Transparent Analysis of Multi-Modal Embeddings
Vector Space Models of Distributional Semantics – or Embeddings – serve as useful statistical models of word meanings, which can be applied as proxies to learn about human concepts. One of their main benefits is that not only textual, but a wide range of data types can be mapped to a space, where they are comparable or can be fused together. Multi-modal semantics aims to enhance Embeddings with perceptual input, based on the assumption that the representation of meaning in humans is grounded in sensory experience. Most multi-modal research focuses on downstream tasks, involving direct visual input, such as Visual Question Answering. Fewer papers have exploited visual information for meaning representations when the evaluation tasks involve no direct visual input, such as semantic similarity.
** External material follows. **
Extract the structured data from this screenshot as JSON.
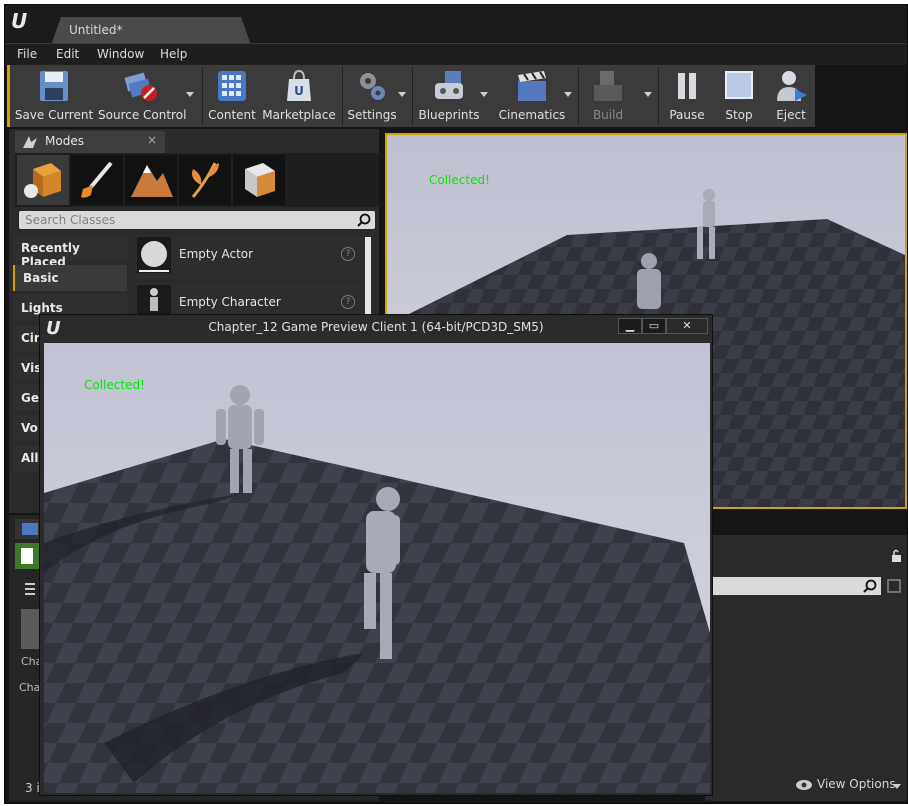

When such research has been undertaken, the results on the impact of visual information have been often inconsistent, due to the lack of comparison and the ambiguity of intrinsic evaluation. Does visual data bolster performance on non-visual tasks? If it does, is this only because we add more data or does it convey complementary quality information compared to a higher quantity of text? Can we achieve comparable performance using small-data if it comes from the right data distribution? Is the modality, the size or the distributional properties of the data that matters? Evaluating on downstream or similarity-type tasks is a good start to compare models and data sources. However, if we want to resolve the ambiguity of intrinsic evaluations and the spurious correlations of downstream results, creating more transparent and human interpretable models is necessary. This thesis proposes diverse studies to scrutinize the inner "cognitive models" of Embeddings, trained on various data sources and modalities. Our contribution is threefold. Firstly, we present comprehensive analyses of how various visual and linguistic models behave in semantic similarity and brain imaging evaluation tasks. We analyse the effect of various image sources on the performance of semantic models, as well as the impact of the quantity of images in visual and multi-modal models. Secondly, we introduce a new type of modality: a visually structured, text based semantic representation, lying in-between visual and linguistic modalities. We show that this type of embedding can serve as an efficient modality when combined with low resource text data. Thirdly, we propose and present proof-of-concept studies of a transparent, interpretable semantic space analysis framework.
European Research Council (693579)